[Dataset entries]
__________

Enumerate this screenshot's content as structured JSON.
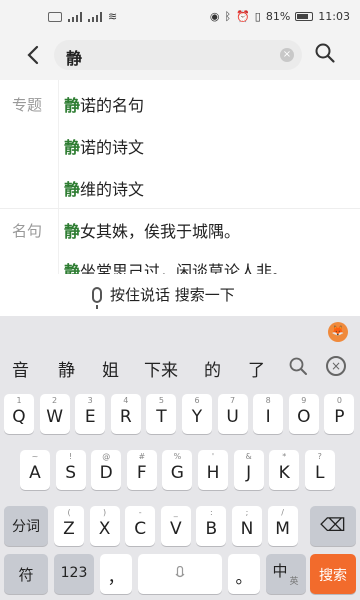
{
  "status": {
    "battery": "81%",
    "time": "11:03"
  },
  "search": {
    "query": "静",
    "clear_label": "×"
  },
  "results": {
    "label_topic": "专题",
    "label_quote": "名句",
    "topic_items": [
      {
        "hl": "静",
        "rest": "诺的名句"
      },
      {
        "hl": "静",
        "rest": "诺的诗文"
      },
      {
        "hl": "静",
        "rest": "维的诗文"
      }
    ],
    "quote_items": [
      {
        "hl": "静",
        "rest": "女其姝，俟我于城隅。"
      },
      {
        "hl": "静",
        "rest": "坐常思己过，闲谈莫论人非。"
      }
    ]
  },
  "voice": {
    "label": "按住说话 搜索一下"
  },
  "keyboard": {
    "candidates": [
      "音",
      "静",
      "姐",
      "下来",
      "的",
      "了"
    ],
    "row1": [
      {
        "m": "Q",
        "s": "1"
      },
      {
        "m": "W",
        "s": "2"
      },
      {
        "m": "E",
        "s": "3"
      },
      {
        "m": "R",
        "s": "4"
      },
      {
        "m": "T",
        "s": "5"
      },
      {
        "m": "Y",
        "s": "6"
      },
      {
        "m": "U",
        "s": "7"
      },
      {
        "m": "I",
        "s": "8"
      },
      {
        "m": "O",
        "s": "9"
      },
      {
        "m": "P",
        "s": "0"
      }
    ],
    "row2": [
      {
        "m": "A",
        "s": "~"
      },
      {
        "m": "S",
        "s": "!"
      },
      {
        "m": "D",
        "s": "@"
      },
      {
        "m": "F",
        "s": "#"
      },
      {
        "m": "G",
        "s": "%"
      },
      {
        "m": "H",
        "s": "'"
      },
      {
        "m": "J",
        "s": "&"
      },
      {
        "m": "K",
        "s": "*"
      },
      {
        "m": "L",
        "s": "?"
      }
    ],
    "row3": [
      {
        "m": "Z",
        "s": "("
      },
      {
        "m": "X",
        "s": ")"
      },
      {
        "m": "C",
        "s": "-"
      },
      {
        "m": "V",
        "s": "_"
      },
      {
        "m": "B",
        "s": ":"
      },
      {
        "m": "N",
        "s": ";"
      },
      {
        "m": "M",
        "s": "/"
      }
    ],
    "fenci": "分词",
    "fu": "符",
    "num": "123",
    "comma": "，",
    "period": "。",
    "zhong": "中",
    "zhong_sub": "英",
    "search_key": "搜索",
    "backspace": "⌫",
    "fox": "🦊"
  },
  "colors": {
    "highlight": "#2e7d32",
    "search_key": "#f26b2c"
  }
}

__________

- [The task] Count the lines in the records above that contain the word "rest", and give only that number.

- [Output] 5